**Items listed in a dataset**

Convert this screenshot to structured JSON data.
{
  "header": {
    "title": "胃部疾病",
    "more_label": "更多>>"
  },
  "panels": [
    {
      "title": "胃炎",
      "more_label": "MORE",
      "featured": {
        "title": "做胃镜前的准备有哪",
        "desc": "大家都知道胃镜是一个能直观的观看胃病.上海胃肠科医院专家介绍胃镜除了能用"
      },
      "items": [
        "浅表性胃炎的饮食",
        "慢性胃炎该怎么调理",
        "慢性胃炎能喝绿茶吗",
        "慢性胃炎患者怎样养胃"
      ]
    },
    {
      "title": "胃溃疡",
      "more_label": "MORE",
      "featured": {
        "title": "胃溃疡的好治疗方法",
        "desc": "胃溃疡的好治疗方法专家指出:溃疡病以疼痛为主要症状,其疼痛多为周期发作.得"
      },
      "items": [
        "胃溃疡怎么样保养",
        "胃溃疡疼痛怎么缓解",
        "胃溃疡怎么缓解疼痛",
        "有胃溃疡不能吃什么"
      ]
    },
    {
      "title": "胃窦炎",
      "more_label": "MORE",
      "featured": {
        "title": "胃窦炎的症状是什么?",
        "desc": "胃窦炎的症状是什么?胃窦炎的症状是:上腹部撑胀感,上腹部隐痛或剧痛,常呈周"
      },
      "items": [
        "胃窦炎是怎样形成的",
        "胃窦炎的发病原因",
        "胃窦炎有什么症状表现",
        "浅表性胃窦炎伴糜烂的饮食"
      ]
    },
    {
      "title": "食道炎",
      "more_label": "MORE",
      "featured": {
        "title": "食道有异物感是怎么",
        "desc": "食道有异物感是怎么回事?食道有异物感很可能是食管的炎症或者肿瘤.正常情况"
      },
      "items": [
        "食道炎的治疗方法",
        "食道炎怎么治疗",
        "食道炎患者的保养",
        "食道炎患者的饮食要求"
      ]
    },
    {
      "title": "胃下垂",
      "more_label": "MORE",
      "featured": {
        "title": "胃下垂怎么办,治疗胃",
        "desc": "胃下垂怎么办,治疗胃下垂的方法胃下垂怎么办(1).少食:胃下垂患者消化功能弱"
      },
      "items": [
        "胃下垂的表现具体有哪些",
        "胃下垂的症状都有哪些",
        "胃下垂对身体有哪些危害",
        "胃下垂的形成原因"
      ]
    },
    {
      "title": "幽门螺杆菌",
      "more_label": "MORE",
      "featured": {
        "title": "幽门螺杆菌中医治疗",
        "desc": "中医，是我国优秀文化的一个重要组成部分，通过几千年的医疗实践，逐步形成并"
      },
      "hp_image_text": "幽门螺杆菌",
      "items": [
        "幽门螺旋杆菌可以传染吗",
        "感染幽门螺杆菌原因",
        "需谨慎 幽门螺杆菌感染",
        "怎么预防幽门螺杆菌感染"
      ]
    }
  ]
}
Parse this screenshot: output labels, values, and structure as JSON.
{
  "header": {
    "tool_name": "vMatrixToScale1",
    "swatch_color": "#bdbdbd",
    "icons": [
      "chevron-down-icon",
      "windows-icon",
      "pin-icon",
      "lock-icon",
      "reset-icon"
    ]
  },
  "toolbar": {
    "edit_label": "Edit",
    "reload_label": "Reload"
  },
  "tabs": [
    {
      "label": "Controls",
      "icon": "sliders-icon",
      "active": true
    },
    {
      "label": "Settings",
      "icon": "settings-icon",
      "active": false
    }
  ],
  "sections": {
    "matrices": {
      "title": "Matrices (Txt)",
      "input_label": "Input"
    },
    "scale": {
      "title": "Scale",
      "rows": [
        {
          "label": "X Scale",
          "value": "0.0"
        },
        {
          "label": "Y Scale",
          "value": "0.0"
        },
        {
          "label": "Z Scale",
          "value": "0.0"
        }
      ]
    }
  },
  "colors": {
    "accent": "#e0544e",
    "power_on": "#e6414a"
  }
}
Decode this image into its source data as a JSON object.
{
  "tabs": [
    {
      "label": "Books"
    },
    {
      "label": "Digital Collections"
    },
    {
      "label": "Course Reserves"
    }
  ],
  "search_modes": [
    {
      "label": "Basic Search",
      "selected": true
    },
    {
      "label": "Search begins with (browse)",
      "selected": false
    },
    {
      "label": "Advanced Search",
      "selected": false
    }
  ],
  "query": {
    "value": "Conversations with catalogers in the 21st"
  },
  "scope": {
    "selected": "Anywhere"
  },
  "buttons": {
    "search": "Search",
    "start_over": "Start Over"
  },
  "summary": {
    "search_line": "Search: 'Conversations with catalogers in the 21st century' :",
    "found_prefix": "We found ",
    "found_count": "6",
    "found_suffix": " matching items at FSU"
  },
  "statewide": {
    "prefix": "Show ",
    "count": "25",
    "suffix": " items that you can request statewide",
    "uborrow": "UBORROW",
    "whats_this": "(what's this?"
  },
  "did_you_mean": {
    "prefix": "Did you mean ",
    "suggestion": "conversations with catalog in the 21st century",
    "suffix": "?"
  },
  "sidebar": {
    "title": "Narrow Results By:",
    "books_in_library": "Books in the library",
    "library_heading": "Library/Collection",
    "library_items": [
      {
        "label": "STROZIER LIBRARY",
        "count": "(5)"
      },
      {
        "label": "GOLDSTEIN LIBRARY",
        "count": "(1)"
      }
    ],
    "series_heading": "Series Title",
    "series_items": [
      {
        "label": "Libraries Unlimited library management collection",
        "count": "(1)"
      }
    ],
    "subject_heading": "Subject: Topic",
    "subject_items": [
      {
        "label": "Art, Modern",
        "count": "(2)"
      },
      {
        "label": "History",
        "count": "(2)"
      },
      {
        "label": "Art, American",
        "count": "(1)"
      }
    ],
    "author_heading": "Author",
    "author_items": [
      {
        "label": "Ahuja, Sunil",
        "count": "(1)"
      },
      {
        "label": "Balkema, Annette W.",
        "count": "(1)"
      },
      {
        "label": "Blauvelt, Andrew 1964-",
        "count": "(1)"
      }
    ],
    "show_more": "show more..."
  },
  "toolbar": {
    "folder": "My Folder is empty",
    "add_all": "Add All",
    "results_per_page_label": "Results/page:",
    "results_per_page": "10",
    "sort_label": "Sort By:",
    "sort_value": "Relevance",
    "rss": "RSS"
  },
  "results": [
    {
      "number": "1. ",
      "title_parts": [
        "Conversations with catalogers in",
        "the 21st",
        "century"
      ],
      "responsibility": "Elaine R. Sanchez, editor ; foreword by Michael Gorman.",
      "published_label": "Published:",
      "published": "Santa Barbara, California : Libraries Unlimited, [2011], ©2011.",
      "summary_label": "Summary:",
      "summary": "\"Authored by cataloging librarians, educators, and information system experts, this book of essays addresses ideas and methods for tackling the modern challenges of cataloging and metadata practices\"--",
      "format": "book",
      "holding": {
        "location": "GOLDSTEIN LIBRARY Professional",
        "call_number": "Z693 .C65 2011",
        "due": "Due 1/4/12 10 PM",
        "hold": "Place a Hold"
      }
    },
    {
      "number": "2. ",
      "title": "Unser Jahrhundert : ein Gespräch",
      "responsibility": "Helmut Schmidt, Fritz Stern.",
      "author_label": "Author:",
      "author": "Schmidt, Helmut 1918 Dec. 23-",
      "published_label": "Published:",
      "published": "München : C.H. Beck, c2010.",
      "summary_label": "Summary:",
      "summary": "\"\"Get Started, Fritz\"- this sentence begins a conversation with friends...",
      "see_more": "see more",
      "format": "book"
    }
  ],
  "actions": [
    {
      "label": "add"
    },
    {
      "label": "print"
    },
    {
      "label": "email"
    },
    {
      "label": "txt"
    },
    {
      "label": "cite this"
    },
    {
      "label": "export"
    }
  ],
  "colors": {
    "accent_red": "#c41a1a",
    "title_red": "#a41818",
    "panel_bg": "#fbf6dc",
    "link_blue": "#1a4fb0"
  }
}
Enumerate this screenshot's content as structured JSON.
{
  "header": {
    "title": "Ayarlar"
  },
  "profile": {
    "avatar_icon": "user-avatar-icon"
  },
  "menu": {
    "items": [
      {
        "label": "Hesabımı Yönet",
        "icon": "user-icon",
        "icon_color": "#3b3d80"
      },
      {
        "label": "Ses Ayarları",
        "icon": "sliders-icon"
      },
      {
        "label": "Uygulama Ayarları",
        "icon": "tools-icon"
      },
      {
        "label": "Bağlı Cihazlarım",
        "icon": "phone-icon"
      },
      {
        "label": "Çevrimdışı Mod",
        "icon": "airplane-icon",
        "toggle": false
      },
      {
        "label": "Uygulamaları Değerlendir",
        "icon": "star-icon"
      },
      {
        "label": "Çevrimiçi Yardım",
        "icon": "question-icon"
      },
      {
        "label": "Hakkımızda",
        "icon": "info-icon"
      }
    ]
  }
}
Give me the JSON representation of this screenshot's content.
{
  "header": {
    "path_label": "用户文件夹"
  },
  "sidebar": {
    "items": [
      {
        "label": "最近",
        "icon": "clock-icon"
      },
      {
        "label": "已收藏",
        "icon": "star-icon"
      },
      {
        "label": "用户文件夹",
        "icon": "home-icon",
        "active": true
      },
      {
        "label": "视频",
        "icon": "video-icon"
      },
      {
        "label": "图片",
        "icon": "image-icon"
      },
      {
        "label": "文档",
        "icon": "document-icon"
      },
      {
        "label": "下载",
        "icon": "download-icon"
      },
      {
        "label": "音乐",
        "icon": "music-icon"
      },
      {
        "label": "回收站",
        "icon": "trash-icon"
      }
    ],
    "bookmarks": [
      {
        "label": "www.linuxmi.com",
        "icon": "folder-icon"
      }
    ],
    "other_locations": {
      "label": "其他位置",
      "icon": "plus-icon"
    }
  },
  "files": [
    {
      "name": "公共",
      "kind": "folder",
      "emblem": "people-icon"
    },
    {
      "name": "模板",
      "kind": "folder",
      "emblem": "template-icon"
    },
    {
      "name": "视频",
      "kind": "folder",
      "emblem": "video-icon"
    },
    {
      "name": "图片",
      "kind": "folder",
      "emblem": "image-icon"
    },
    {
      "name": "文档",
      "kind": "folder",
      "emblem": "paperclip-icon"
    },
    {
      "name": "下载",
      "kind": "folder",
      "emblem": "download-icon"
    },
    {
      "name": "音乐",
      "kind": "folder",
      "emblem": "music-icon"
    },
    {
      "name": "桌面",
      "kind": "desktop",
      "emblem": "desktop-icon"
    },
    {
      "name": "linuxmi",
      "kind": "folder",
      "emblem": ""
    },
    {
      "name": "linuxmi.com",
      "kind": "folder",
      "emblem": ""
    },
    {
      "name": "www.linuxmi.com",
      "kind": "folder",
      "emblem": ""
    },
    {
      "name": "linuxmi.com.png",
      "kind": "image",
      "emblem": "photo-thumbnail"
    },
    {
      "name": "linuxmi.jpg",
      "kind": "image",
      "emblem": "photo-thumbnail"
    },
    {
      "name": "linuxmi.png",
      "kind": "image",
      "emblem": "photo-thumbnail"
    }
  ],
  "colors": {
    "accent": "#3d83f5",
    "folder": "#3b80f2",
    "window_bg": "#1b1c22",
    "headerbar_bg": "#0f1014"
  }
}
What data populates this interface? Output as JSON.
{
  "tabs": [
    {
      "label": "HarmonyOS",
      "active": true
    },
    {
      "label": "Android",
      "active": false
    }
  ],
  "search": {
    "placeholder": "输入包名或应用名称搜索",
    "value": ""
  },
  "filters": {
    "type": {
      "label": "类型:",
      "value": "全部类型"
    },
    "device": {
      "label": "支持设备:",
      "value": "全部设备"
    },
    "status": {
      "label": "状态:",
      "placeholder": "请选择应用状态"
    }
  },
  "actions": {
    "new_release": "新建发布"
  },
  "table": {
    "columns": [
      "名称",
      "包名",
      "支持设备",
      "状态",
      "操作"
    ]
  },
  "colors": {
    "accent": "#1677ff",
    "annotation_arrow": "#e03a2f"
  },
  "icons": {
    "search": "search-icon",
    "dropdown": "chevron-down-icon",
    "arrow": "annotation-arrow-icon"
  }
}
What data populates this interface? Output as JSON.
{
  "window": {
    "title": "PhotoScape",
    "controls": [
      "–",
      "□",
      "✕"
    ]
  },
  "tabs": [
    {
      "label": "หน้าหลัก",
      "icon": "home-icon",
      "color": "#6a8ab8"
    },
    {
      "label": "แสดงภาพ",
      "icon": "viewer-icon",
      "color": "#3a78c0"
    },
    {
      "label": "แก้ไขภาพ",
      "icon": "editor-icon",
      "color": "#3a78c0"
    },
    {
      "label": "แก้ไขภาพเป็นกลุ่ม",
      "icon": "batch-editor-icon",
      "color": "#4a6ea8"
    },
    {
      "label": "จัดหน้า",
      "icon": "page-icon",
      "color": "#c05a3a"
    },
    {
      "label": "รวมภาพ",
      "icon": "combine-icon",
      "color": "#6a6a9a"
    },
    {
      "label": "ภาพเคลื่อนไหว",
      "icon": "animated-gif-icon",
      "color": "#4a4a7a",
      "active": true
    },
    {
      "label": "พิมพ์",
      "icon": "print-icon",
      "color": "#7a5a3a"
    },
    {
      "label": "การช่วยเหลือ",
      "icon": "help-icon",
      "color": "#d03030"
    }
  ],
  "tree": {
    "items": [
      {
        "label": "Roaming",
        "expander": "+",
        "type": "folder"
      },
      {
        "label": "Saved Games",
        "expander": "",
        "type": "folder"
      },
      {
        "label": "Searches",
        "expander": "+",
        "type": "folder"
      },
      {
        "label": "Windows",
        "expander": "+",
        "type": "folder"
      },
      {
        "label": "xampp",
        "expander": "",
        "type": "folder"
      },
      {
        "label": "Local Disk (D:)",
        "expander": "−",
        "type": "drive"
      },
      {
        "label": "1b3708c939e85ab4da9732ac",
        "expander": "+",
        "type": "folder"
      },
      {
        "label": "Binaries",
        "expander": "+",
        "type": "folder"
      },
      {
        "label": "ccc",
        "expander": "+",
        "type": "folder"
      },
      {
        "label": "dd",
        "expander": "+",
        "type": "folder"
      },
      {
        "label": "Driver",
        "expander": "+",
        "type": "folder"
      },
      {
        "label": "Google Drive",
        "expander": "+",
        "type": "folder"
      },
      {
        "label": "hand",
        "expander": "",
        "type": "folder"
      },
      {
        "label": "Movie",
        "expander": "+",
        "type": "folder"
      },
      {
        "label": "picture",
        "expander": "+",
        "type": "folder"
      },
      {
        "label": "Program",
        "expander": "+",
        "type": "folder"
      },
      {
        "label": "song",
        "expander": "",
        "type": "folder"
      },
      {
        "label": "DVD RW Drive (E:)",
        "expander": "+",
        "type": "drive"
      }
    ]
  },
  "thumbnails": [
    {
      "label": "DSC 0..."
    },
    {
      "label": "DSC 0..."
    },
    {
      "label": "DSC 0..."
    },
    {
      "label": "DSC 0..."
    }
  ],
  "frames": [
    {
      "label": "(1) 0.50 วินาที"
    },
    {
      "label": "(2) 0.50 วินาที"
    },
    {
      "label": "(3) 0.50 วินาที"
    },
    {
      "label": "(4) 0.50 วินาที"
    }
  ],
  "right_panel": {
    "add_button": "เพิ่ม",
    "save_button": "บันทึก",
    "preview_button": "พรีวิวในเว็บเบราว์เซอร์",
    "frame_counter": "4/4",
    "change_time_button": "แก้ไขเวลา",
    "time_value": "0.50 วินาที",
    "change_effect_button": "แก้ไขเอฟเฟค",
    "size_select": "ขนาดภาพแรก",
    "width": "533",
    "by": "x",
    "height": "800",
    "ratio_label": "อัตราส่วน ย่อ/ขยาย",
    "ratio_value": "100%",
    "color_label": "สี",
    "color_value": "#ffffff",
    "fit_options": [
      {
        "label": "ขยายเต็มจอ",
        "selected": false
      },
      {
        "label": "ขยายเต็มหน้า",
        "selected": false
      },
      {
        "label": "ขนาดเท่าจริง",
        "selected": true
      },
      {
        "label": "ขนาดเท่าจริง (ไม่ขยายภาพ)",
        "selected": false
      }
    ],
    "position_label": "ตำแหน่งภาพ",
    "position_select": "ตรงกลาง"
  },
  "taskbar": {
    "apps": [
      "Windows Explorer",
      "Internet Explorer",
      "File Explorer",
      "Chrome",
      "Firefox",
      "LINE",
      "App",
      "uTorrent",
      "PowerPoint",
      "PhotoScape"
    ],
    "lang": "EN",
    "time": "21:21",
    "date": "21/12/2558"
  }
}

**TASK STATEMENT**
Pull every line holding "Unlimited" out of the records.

**RESPONSE AREA**
        "label": "Libraries Unlimited library management collection",
      "published": "Santa Barbara, California : Libraries Unlimited, [2011], ©2011.",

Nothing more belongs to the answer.